Must Dos: Walk the four trails of the Theodore Roosevelt Area located near the Fort Caroline National Memorial. The trails offer a glimpse of Old Florida: uncut first-growth trees, pristine salt marshes and tidal creeks, and Native American shell mounds dating back thousands of years.
Did You Know? The preserve includes the 8.5-acre sand dune (known locally as NaNa) at historic American Beach. Located on Amelia Island, the beach was established as an African American resort community in 1935 by the Afro-American Life Insurance Company. Before passage of the Civil Rights Act in 1964, African Americans were denied access to most public beaches in Florida.
Photograph by Matt Moyer, National Geographic Travel
Amelia Island State Park
Amelia Island State Park in the Jacksonville area protects 200 acres of original Florida wilderness on the southern tip of Amelia Island. The day-use park is one of the seven Talbot Islands State Parks. Spend the day hiking or biking through the coastal maritime forest, kayaking in the salt marshes, and beachcombing for shark’s teeth and shells. Inside Tip: This is the only Florida state park where you can ride horses on the beach. Advance reservations are required. Contact Kelly Seahorse Ranch for information and rates.
Pumpkin Hill Creek Preserve State Park
Pumpkin Hill Creek Preserve State Park (another of the Talbot Islands State Parks) is within the Jacksonville city limits yet seems a world away. The park’s more than 4,000 acres of protected coastal uplands include meadows, marshes, maritime forests, creeks, and five miles of multiuse hiking, biking, and equestrian trails. And Pumpkin Hill is a favorite spot for geocaching—high-scavenger hunting with any GPS-enabled smartphone or other handheld device. Over 40 caches, or containers, are hidden in the park. Inside Tip: Prescribed burns to help reduce wildfire risk and restore the natural ecosystems can cause temporary trail closures. Check the park website for updates.

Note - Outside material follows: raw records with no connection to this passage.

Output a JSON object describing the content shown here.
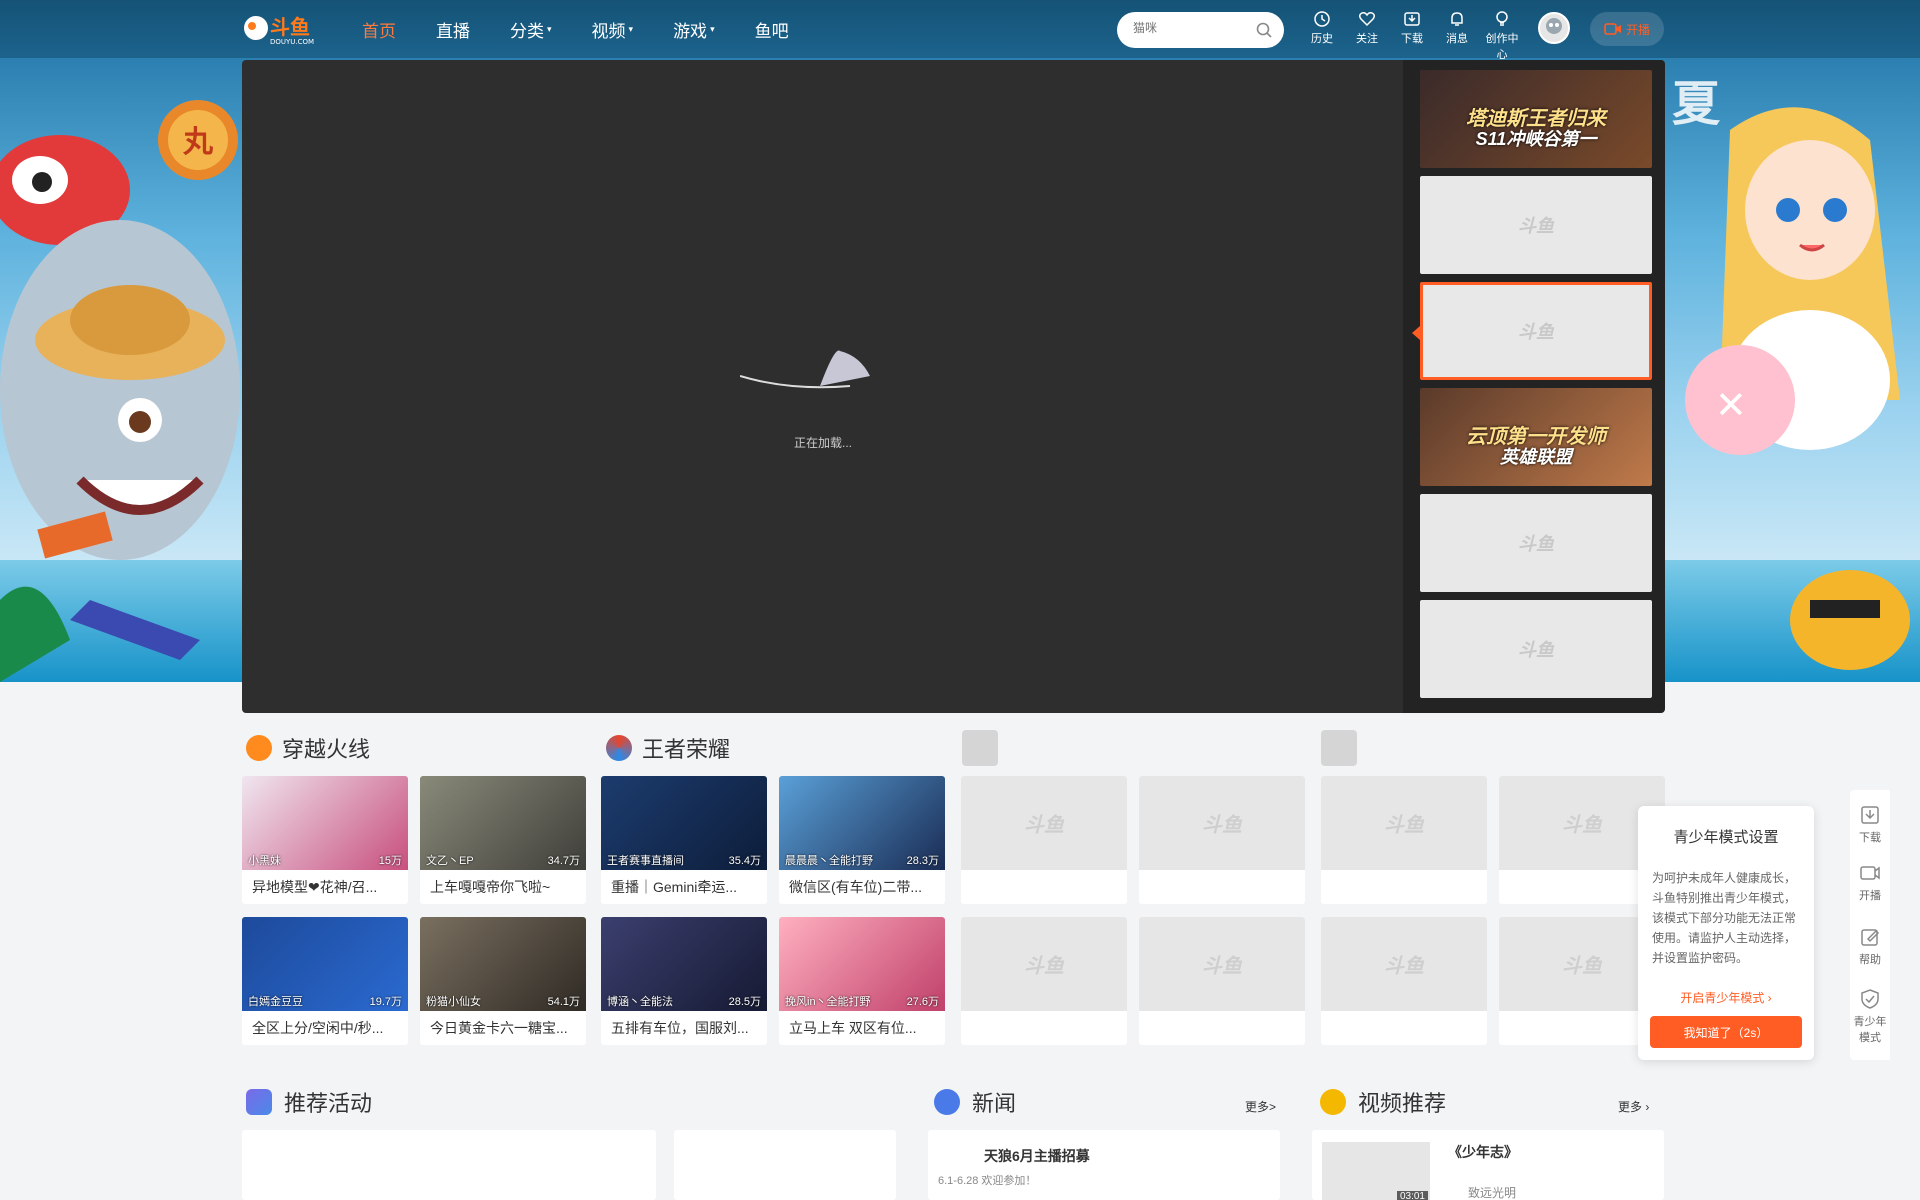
{
  "header": {
    "logo_text": "斗鱼",
    "logo_sub": "DOUYU.COM",
    "nav": [
      {
        "label": "首页",
        "active": true,
        "dropdown": false
      },
      {
        "label": "直播",
        "active": false,
        "dropdown": false
      },
      {
        "label": "分类",
        "active": false,
        "dropdown": true
      },
      {
        "label": "视频",
        "active": false,
        "dropdown": true
      },
      {
        "label": "游戏",
        "active": false,
        "dropdown": true
      },
      {
        "label": "鱼吧",
        "active": false,
        "dropdown": false
      }
    ],
    "search_placeholder": "猫咪",
    "icons": [
      {
        "label": "历史",
        "icon": "history-icon"
      },
      {
        "label": "关注",
        "icon": "heart-icon"
      },
      {
        "label": "下载",
        "icon": "download-icon"
      },
      {
        "label": "消息",
        "icon": "bell-icon"
      },
      {
        "label": "创作中心",
        "icon": "bulb-icon"
      }
    ],
    "live_button": "开播"
  },
  "player": {
    "loading_text": "正在加载..."
  },
  "side_list": [
    {
      "line1": "塔迪斯王者归来",
      "line2": "S11冲峡谷第一",
      "placeholder": false,
      "active": false
    },
    {
      "line1": "斗鱼",
      "line2": "",
      "placeholder": true,
      "active": false
    },
    {
      "line1": "斗鱼",
      "line2": "",
      "placeholder": true,
      "active": true
    },
    {
      "line1": "云顶第一开发师",
      "line2": "英雄联盟",
      "placeholder": false,
      "active": false
    },
    {
      "line1": "斗鱼",
      "line2": "",
      "placeholder": true,
      "active": false
    },
    {
      "line1": "斗鱼",
      "line2": "",
      "placeholder": true,
      "active": false
    }
  ],
  "categories": [
    {
      "name": "穿越火线",
      "icon_color": "#ff8a1e"
    },
    {
      "name": "王者荣耀",
      "icon_color": "#e8452b"
    },
    {
      "name": "",
      "icon_color": ""
    },
    {
      "name": "",
      "icon_color": ""
    }
  ],
  "streams": [
    {
      "name": "小黑妹",
      "hot": "15万",
      "title": "异地模型❤花神/召...",
      "color1": "#f0e6f0",
      "color2": "#c84f7e"
    },
    {
      "name": "文乙丶EP",
      "hot": "34.7万",
      "title": "上车嘎嘎帝你飞啦~",
      "color1": "#8a8a7a",
      "color2": "#3f3f3a"
    },
    {
      "name": "王者赛事直播间",
      "hot": "35.4万",
      "title": "重播｜Gemini牵运...",
      "color1": "#1c3c6e",
      "color2": "#0d1d3a"
    },
    {
      "name": "晨晨晨丶全能打野",
      "hot": "28.3万",
      "title": "微信区(有车位)二带...",
      "color1": "#5aa0d8",
      "color2": "#1a2c54"
    },
    {
      "name": "白嫣金豆豆",
      "hot": "19.7万",
      "title": "全区上分/空闲中/秒...",
      "color1": "#1d4a9b",
      "color2": "#2a6ad0"
    },
    {
      "name": "粉猫小仙女",
      "hot": "54.1万",
      "title": "今日黄金卡六一糖宝...",
      "color1": "#7a7060",
      "color2": "#2f2a24"
    },
    {
      "name": "博涵丶全能法",
      "hot": "28.5万",
      "title": "五排有车位，国服刘...",
      "color1": "#3b3f6e",
      "color2": "#161a33"
    },
    {
      "name": "挽风in丶全能打野",
      "hot": "27.6万",
      "title": "立马上车 双区有位...",
      "color1": "#ffb0c0",
      "color2": "#c0406a"
    }
  ],
  "teen_mode": {
    "title": "青少年模式设置",
    "desc": "为呵护未成年人健康成长，斗鱼特别推出青少年模式，该模式下部分功能无法正常使用。请监护人主动选择，并设置监护密码。",
    "link": "开启青少年模式 ›",
    "button": "我知道了（2s）"
  },
  "right_tools": [
    {
      "label": "下载",
      "icon": "download-icon"
    },
    {
      "label": "开播",
      "icon": "camera-icon"
    },
    {
      "label": "帮助",
      "icon": "edit-icon"
    },
    {
      "label": "青少年模式",
      "icon": "shield-icon"
    }
  ],
  "bottom": {
    "activities_title": "推荐活动",
    "news_title": "新闻",
    "news_more": "更多>",
    "news_item_title": "天狼6月主播招募",
    "news_item_sub": "6.1-6.28 欢迎参加！",
    "video_title": "视频推荐",
    "video_more": "更多 ›",
    "video_item_title": "《少年志》",
    "video_item_author": "致远光明",
    "video_item_duration": "03:01"
  },
  "colors": {
    "accent": "#ff5d23",
    "nav_active": "#ff7a3c"
  }
}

Kathryn Abbey Hanna Park
Oceanfront Kathryn Abbey Hanna Park, known simply as Hanna Park, is part of the expansive Jacksonville urban park system. The 450-acre park includes roughly 20 miles of hiking and biking trails, nearly two miles of beach, and the Poles (named for the submerged pole border between Mayport Naval Station and Hanna Park), one of northeast Florida’s top surf spots. Inside Tip: Drive around the naval station (about ten minutes via A1A) to Singleton’s Seafood Shack for lunch or dinner. The dockside fish camp in Mayport Village (4728 Ocean St., Atlantic Beach, Florida, 32233; +1 904 246 4442) serves fresh-off-the-boat seafood platters, plus clam chowder, hush puppies, conch fritters, and more. Fried everything is the specialty, but any seafood can be prepared blackened, steamed, or grilled.